As pointed out by W. Joseph Campbell, author of Getting it Wrong, today is the 42nd Anniversary of the women’s liberation protest September 7, 1968, on the Atlantic City boardwalk where the myth of bra-burning was born.
He writes in his own blog, Media Myth Alert, that “…bra-burning” is a media myth that has morphed and taken on fresh significance in the years since 1968. “Bra-burning” the epithet has lost some of its sting.
The legend of bra-burning began to take hold in the days and weeks following the women’s liberation protest September 7, 1968, on the Atlantic City boardwalk.
Some 100 demonstrators gathered there, as one participant put it, “to protest the degrading image of women perpetuated by the Miss America pageant,” which took place that night inside the city’s Convention Center.
A centerpiece of the protest was the so-called “Freedom Trash Can” into which demonstrators placed such “instruments of torture” as brassieres, girdles, and high-heeled shoes.

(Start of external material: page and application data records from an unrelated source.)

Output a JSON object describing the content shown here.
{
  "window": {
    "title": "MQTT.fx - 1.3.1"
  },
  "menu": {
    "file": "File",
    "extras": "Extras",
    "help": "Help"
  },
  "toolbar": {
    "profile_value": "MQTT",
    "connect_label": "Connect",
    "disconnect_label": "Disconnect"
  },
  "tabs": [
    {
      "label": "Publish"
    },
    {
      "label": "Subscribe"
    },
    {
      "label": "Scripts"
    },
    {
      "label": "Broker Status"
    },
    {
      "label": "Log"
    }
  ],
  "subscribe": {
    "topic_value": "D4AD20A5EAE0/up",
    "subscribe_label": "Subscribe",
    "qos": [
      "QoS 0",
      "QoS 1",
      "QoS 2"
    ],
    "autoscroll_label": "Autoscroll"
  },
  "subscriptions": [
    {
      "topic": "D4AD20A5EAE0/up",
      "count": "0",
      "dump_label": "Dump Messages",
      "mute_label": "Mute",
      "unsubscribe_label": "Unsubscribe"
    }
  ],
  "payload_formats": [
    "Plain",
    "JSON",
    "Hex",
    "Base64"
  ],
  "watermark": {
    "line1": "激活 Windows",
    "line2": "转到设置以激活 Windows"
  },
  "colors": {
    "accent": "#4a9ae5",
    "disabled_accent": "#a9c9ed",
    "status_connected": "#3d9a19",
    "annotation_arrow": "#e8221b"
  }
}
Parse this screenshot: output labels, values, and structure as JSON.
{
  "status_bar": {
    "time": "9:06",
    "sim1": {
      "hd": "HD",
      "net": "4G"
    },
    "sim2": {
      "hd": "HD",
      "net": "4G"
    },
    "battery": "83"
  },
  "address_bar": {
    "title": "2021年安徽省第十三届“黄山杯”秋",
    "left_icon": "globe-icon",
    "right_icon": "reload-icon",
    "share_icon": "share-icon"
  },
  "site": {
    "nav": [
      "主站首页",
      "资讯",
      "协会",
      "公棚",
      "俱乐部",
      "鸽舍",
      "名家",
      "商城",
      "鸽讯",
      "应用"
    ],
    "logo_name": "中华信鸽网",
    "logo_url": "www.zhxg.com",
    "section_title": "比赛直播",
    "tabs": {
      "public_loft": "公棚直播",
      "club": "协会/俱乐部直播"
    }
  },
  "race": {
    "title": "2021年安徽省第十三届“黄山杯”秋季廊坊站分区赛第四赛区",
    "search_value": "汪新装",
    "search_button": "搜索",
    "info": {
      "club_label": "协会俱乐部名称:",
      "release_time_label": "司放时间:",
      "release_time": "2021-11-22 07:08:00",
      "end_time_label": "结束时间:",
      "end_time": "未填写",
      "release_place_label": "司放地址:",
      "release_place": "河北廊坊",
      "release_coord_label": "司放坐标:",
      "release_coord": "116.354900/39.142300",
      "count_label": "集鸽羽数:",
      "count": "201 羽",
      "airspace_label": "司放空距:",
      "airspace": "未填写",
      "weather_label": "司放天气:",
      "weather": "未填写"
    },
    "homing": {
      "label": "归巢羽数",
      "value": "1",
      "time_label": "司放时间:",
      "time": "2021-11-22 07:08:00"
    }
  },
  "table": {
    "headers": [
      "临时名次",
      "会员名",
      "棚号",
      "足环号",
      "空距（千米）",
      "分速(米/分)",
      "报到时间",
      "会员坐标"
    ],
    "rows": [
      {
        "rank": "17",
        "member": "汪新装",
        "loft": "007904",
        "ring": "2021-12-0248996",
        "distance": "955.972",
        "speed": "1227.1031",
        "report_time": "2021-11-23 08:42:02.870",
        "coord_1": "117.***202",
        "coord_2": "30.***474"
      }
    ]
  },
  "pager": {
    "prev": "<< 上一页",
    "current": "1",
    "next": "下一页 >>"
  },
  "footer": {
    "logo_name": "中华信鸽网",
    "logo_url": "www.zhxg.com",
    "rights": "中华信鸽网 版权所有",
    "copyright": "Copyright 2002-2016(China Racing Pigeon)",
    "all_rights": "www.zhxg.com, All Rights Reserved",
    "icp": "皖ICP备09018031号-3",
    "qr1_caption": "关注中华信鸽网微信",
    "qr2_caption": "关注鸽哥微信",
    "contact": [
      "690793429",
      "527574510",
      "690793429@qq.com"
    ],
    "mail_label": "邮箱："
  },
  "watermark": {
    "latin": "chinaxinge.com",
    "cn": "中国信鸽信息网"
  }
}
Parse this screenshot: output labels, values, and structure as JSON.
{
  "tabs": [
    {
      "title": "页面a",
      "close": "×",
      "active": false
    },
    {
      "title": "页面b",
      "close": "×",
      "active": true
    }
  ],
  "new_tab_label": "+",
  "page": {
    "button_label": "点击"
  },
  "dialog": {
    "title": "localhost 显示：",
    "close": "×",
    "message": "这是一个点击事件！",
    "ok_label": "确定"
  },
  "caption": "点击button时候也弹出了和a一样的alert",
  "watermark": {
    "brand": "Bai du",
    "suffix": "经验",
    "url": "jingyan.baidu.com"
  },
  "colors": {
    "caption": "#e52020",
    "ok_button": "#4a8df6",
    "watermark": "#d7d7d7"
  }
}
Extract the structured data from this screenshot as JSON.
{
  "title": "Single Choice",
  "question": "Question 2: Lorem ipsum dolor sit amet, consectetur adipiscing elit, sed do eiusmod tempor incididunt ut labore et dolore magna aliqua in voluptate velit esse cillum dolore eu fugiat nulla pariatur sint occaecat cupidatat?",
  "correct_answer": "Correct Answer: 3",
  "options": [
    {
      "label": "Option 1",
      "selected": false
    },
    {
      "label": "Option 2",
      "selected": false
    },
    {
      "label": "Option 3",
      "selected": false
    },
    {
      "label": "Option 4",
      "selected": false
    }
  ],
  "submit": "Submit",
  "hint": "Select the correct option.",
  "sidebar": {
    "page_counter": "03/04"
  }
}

Organizers of the protest have long insisted that nothing was burned during the demonstration.”
But, as he points out in his post, the truth is a bit more complicated than that. It’s a really great read, do check it out.